[Entries taken from a collection]
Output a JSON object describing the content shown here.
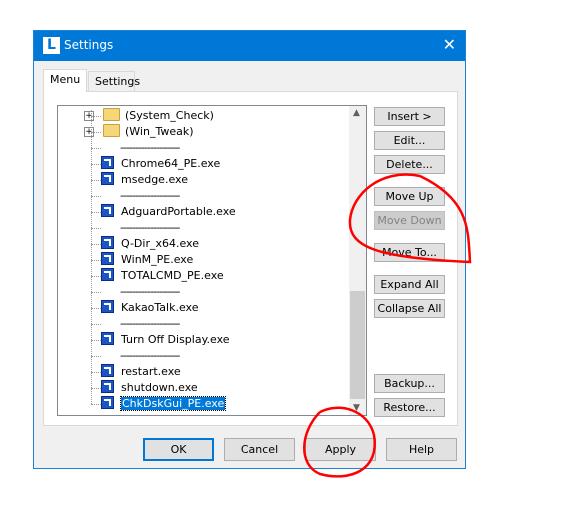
{
  "window": {
    "title": "Settings",
    "logo": "L",
    "close": "✕"
  },
  "tabs": [
    {
      "label": "Menu",
      "active": true
    },
    {
      "label": "Settings",
      "active": false
    }
  ],
  "tree": [
    {
      "type": "folder",
      "label": "(System_Check)"
    },
    {
      "type": "folder",
      "label": "(Win_Tweak)"
    },
    {
      "type": "sep",
      "label": "--------------------"
    },
    {
      "type": "exe",
      "label": "Chrome64_PE.exe"
    },
    {
      "type": "exe",
      "label": "msedge.exe"
    },
    {
      "type": "sep",
      "label": "--------------------"
    },
    {
      "type": "exe",
      "label": "AdguardPortable.exe"
    },
    {
      "type": "sep",
      "label": "--------------------"
    },
    {
      "type": "exe",
      "label": "Q-Dir_x64.exe"
    },
    {
      "type": "exe",
      "label": "WinM_PE.exe"
    },
    {
      "type": "exe",
      "label": "TOTALCMD_PE.exe"
    },
    {
      "type": "sep",
      "label": "--------------------"
    },
    {
      "type": "exe",
      "label": "KakaoTalk.exe"
    },
    {
      "type": "sep",
      "label": "--------------------"
    },
    {
      "type": "exe",
      "label": "Turn Off Display.exe"
    },
    {
      "type": "sep",
      "label": "--------------------"
    },
    {
      "type": "exe",
      "label": "restart.exe"
    },
    {
      "type": "exe",
      "label": "shutdown.exe"
    },
    {
      "type": "exe",
      "label": "ChkDskGui_PE.exe",
      "selected": true
    }
  ],
  "side_buttons": [
    {
      "label": "Insert >"
    },
    {
      "label": "Edit..."
    },
    {
      "label": "Delete..."
    },
    {
      "label": "Move Up"
    },
    {
      "label": "Move Down",
      "disabled": true
    },
    {
      "label": "Move To..."
    },
    {
      "label": "Expand All"
    },
    {
      "label": "Collapse All"
    },
    {
      "label": "Backup..."
    },
    {
      "label": "Restore..."
    }
  ],
  "bottom_buttons": [
    {
      "label": "OK"
    },
    {
      "label": "Cancel"
    },
    {
      "label": "Apply"
    },
    {
      "label": "Help"
    }
  ],
  "colors": {
    "titlebar": "#0078d7",
    "selection": "#0078d7",
    "annotation": "#ff0000"
  }
}
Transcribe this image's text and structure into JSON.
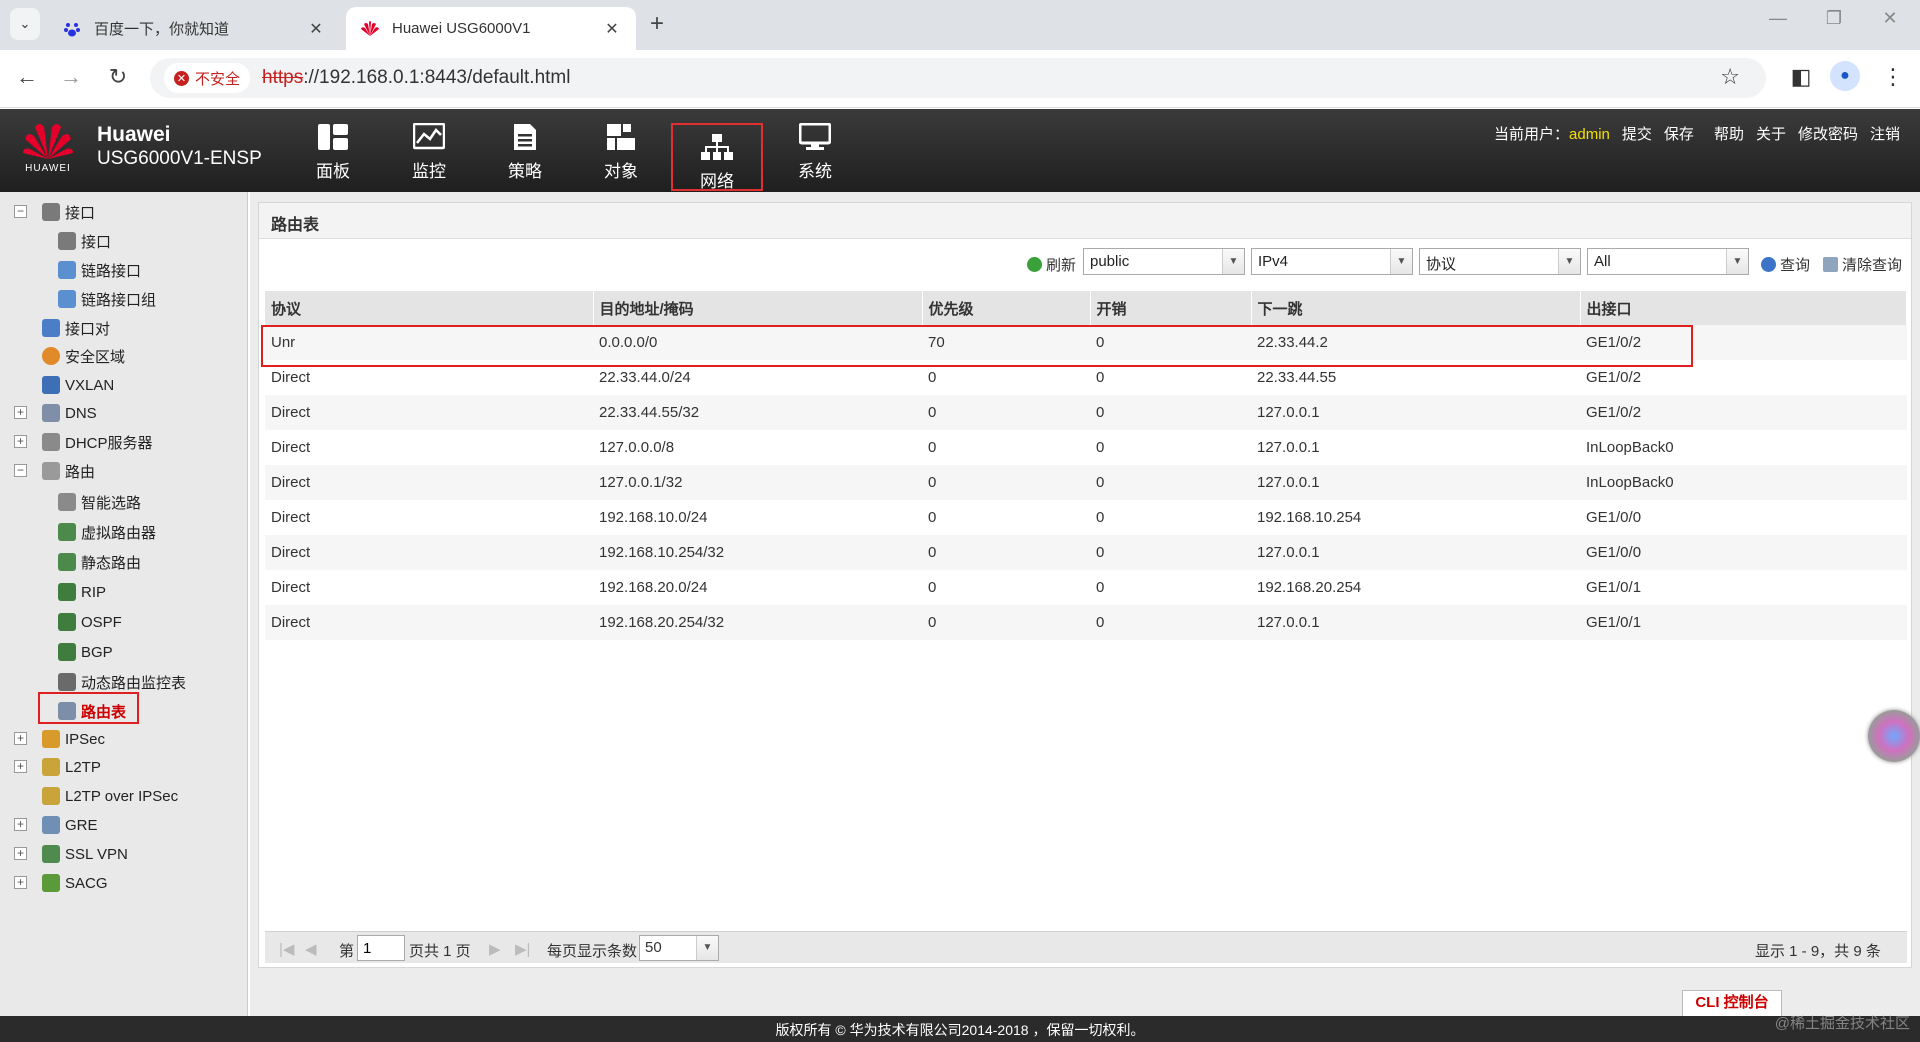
{
  "browser": {
    "tabs": [
      {
        "title": "百度一下，你就知道",
        "active": false,
        "icon": "baidu-icon"
      },
      {
        "title": "Huawei USG6000V1",
        "active": true,
        "icon": "huawei-icon"
      }
    ],
    "security_label": "不安全",
    "url_scheme": "https",
    "url_rest": "://192.168.0.1:8443/default.html"
  },
  "header": {
    "brand_line1": "Huawei",
    "brand_line2": "USG6000V1-ENSP",
    "logo_text": "HUAWEI",
    "nav": [
      {
        "label": "面板",
        "icon": "dashboard-icon"
      },
      {
        "label": "监控",
        "icon": "monitor-icon"
      },
      {
        "label": "策略",
        "icon": "policy-icon"
      },
      {
        "label": "对象",
        "icon": "object-icon"
      },
      {
        "label": "网络",
        "icon": "network-icon",
        "selected": true
      },
      {
        "label": "系统",
        "icon": "system-icon"
      }
    ],
    "current_user_label": "当前用户：",
    "current_user": "admin",
    "actions": [
      "提交",
      "保存",
      "帮助",
      "关于",
      "修改密码",
      "注销"
    ]
  },
  "sidebar": {
    "items": [
      {
        "label": "接口",
        "level": 0,
        "expander": "minus",
        "icon": "interface-icon"
      },
      {
        "label": "接口",
        "level": 1,
        "icon": "interface-icon"
      },
      {
        "label": "链路接口",
        "level": 1,
        "icon": "link-interface-icon"
      },
      {
        "label": "链路接口组",
        "level": 1,
        "icon": "link-interface-group-icon"
      },
      {
        "label": "接口对",
        "level": 0,
        "icon": "interface-pair-icon"
      },
      {
        "label": "安全区域",
        "level": 0,
        "icon": "security-zone-icon"
      },
      {
        "label": "VXLAN",
        "level": 0,
        "icon": "vxlan-icon"
      },
      {
        "label": "DNS",
        "level": 0,
        "expander": "plus",
        "icon": "dns-icon"
      },
      {
        "label": "DHCP服务器",
        "level": 0,
        "expander": "plus",
        "icon": "dhcp-icon"
      },
      {
        "label": "路由",
        "level": 0,
        "expander": "minus",
        "icon": "routing-icon"
      },
      {
        "label": "智能选路",
        "level": 1,
        "icon": "smart-route-icon"
      },
      {
        "label": "虚拟路由器",
        "level": 1,
        "icon": "virtual-router-icon"
      },
      {
        "label": "静态路由",
        "level": 1,
        "icon": "static-route-icon"
      },
      {
        "label": "RIP",
        "level": 1,
        "icon": "rip-icon"
      },
      {
        "label": "OSPF",
        "level": 1,
        "icon": "ospf-icon"
      },
      {
        "label": "BGP",
        "level": 1,
        "icon": "bgp-icon"
      },
      {
        "label": "动态路由监控表",
        "level": 1,
        "icon": "dynamic-route-monitor-icon"
      },
      {
        "label": "路由表",
        "level": 1,
        "icon": "route-table-icon",
        "selected": true
      },
      {
        "label": "IPSec",
        "level": 0,
        "expander": "plus",
        "icon": "ipsec-icon"
      },
      {
        "label": "L2TP",
        "level": 0,
        "expander": "plus",
        "icon": "l2tp-icon"
      },
      {
        "label": "L2TP over IPSec",
        "level": 0,
        "icon": "l2tp-ipsec-icon"
      },
      {
        "label": "GRE",
        "level": 0,
        "expander": "plus",
        "icon": "gre-icon"
      },
      {
        "label": "SSL VPN",
        "level": 0,
        "expander": "plus",
        "icon": "ssl-vpn-icon"
      },
      {
        "label": "SACG",
        "level": 0,
        "expander": "plus",
        "icon": "sacg-icon"
      }
    ]
  },
  "main": {
    "title": "路由表",
    "refresh_label": "刷新",
    "vrf_value": "public",
    "ip_version_value": "IPv4",
    "protocol_value": "协议",
    "scope_value": "All",
    "query_label": "查询",
    "clear_query_label": "清除查询",
    "columns": [
      "协议",
      "目的地址/掩码",
      "优先级",
      "开销",
      "下一跳",
      "出接口"
    ],
    "rows": [
      [
        "Unr",
        "0.0.0.0/0",
        "70",
        "0",
        "22.33.44.2",
        "GE1/0/2"
      ],
      [
        "Direct",
        "22.33.44.0/24",
        "0",
        "0",
        "22.33.44.55",
        "GE1/0/2"
      ],
      [
        "Direct",
        "22.33.44.55/32",
        "0",
        "0",
        "127.0.0.1",
        "GE1/0/2"
      ],
      [
        "Direct",
        "127.0.0.0/8",
        "0",
        "0",
        "127.0.0.1",
        "InLoopBack0"
      ],
      [
        "Direct",
        "127.0.0.1/32",
        "0",
        "0",
        "127.0.0.1",
        "InLoopBack0"
      ],
      [
        "Direct",
        "192.168.10.0/24",
        "0",
        "0",
        "192.168.10.254",
        "GE1/0/0"
      ],
      [
        "Direct",
        "192.168.10.254/32",
        "0",
        "0",
        "127.0.0.1",
        "GE1/0/0"
      ],
      [
        "Direct",
        "192.168.20.0/24",
        "0",
        "0",
        "192.168.20.254",
        "GE1/0/1"
      ],
      [
        "Direct",
        "192.168.20.254/32",
        "0",
        "0",
        "127.0.0.1",
        "GE1/0/1"
      ]
    ],
    "pager": {
      "page_prefix": "第",
      "page_value": "1",
      "page_suffix": "页共 1 页",
      "per_page_label": "每页显示条数",
      "per_page_value": "50",
      "summary": "显示 1 - 9，共 9 条"
    }
  },
  "cli_label": "CLI 控制台",
  "footer": "版权所有 © 华为技术有限公司2014-2018 ，保留一切权利。",
  "watermark": "@稀土掘金技术社区",
  "colors": {
    "highlight_red": "#e02020",
    "user_yellow": "#f5e000",
    "header_dark": "#2b2b2b"
  }
}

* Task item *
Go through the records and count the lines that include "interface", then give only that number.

* Written reply *
5